Higher education institutions have a vital leadership role to play if the U.S. hopes to stay competitive throughout the 21st century, Robert Bruininks, president emeritus of the University of Minnesota, said Nov. 2 at the 23rd annual McBee Lecture.
“If we’re going to stay competitive as a nation, we need to have a serious discussion and a serious plan to develop our human capital and establish a culture of innovation,” he said. “By human capital I’m talking about the education instilled in our citizens throughout their lifespan, not just in college and university. This human capital and innovation agenda that I believe our nation needs to revisit should involve very strong and central leadership of higher education. It should be broad based and focused on essential public purposes.”
In his speech, “Public Good: The Road to Renewal for American Higher Education,” Bruininks outlined several “new realities” that colleges and universities need to focus on to kickstart American innovation and creativity, leading to a more competitive workforce.
If American higher education can effectively respond to a more globalized world, it can regain its place as the engine of the world’s workforce, he said.
“I find it inspiring to think about the history of public higher education in the United States and to realize that the University of Georgia and the University of Minnesota were actually chartered before statehood,” Bruininks said. “We were chartered by people who came to our states with the understanding that education was the absolute bedrock of a civil society and that new knowledge is an indispensable way of solving problems, encouraging growth and innovation and improving our economic prospects and quality of life.”

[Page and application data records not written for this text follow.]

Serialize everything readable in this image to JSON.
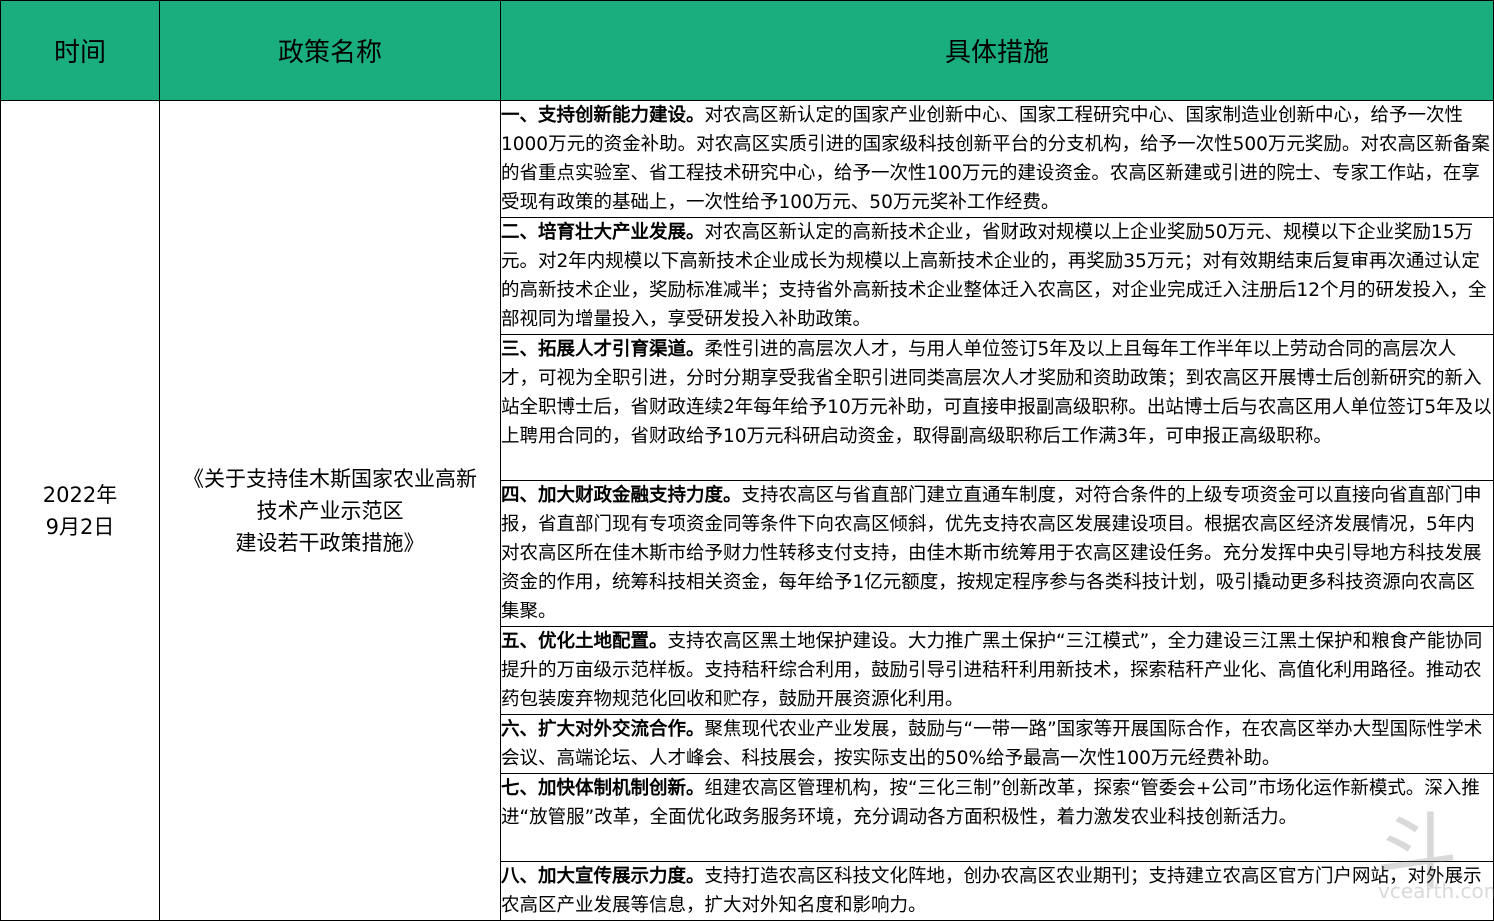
{
  "header": {
    "col_time": "时间",
    "col_name": "政策名称",
    "col_measures": "具体措施"
  },
  "row": {
    "date_line1": "2022年",
    "date_line2": "9月2日",
    "name_line1": "《关于支持佳木斯国家农业高新",
    "name_line2": "技术产业示范区",
    "name_line3": "建设若干政策措施》"
  },
  "measures": [
    {
      "title": "一、支持创新能力建设。",
      "text": "对农高区新认定的国家产业创新中心、国家工程研究中心、国家制造业创新中心，给予一次性1000万元的资金补助。对农高区实质引进的国家级科技创新平台的分支机构，给予一次性500万元奖励。对农高区新备案的省重点实验室、省工程技术研究中心，给予一次性100万元的建设资金。农高区新建或引进的院士、专家工作站，在享受现有政策的基础上，一次性给予100万元、50万元奖补工作经费。"
    },
    {
      "title": "二、培育壮大产业发展。",
      "text": "对农高区新认定的高新技术企业，省财政对规模以上企业奖励50万元、规模以下企业奖励15万元。对2年内规模以下高新技术企业成长为规模以上高新技术企业的，再奖励35万元；对有效期结束后复审再次通过认定的高新技术企业，奖励标准减半；支持省外高新技术企业整体迁入农高区，对企业完成迁入注册后12个月的研发投入，全部视同为增量投入，享受研发投入补助政策。"
    },
    {
      "title": "三、拓展人才引育渠道。",
      "text": "柔性引进的高层次人才，与用人单位签订5年及以上且每年工作半年以上劳动合同的高层次人才，可视为全职引进，分时分期享受我省全职引进同类高层次人才奖励和资助政策；到农高区开展博士后创新研究的新入站全职博士后，省财政连续2年每年给予10万元补助，可直接申报副高级职称。出站博士后与农高区用人单位签订5年及以上聘用合同的，省财政给予10万元科研启动资金，取得副高级职称后工作满3年，可申报正高级职称。"
    },
    {
      "title": "四、加大财政金融支持力度。",
      "text": "支持农高区与省直部门建立直通车制度，对符合条件的上级专项资金可以直接向省直部门申报，省直部门现有专项资金同等条件下向农高区倾斜，优先支持农高区发展建设项目。根据农高区经济发展情况，5年内对农高区所在佳木斯市给予财力性转移支付支持，由佳木斯市统筹用于农高区建设任务。充分发挥中央引导地方科技发展资金的作用，统筹科技相关资金，每年给予1亿元额度，按规定程序参与各类科技计划，吸引撬动更多科技资源向农高区集聚。"
    },
    {
      "title": "五、优化土地配置。",
      "text": "支持农高区黑土地保护建设。大力推广黑土保护“三江模式”，全力建设三江黑土保护和粮食产能协同提升的万亩级示范样板。支持秸秆综合利用，鼓励引导引进秸秆利用新技术，探索秸秆产业化、高值化利用路径。推动农药包装废弃物规范化回收和贮存，鼓励开展资源化利用。"
    },
    {
      "title": "六、扩大对外交流合作。",
      "text": "聚焦现代农业产业发展，鼓励与“一带一路”国家等开展国际合作，在农高区举办大型国际性学术会议、高端论坛、人才峰会、科技展会，按实际支出的50%给予最高一次性100万元经费补助。"
    },
    {
      "title": "七、加快体制机制创新。",
      "text": "组建农高区管理机构，按“三化三制”创新改革，探索“管委会+公司”市场化运作新模式。深入推进“放管服”改革，全面优化政务服务环境，充分调动各方面积极性，着力激发农业科技创新活力。"
    },
    {
      "title": "八、加大宣传展示力度。",
      "text": "支持打造农高区科技文化阵地，创办农高区农业期刊；支持建立农高区官方门户网站，对外展示农高区产业发展等信息，扩大对外知名度和影响力。"
    }
  ],
  "watermark": {
    "text": "vcearth.com"
  }
}
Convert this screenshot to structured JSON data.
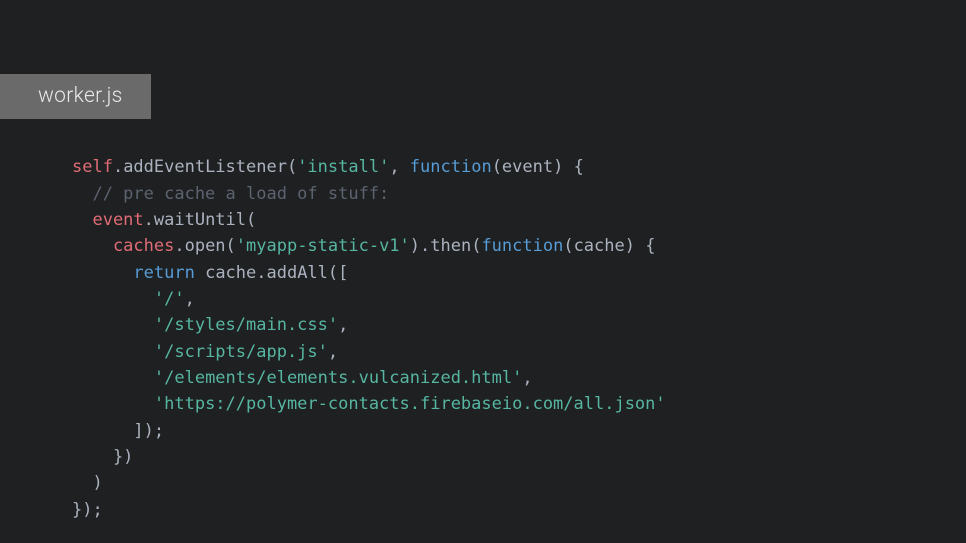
{
  "tab": {
    "filename": "worker.js"
  },
  "code": {
    "l1a": "self",
    "l1b": ".addEventListener(",
    "l1c": "'install'",
    "l1d": ", ",
    "l1e": "function",
    "l1f": "(event) {",
    "l2a": "  // pre cache a load of stuff:",
    "l3a": "  event",
    "l3b": ".waitUntil(",
    "l4a": "    caches",
    "l4b": ".open(",
    "l4c": "'myapp-static-v1'",
    "l4d": ").then(",
    "l4e": "function",
    "l4f": "(cache) {",
    "l5a": "      ",
    "l5b": "return",
    "l5c": " cache.addAll([",
    "l6a": "        ",
    "l6b": "'/'",
    "l6c": ",",
    "l7a": "        ",
    "l7b": "'/styles/main.css'",
    "l7c": ",",
    "l8a": "        ",
    "l8b": "'/scripts/app.js'",
    "l8c": ",",
    "l9a": "        ",
    "l9b": "'/elements/elements.vulcanized.html'",
    "l9c": ",",
    "l10a": "        ",
    "l10b": "'https://polymer-contacts.firebaseio.com/all.json'",
    "l11a": "      ]);",
    "l12a": "    })",
    "l13a": "  )",
    "l14a": "});"
  }
}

Higher education has been the focus of Bruininks’ career for more than 40 years. After stepping down as president of the University of Minnesota earlier this year, he is now a professor in that university’s Center for Integrative Leadership in the Hubert H. Humphrey School of Public Affairs.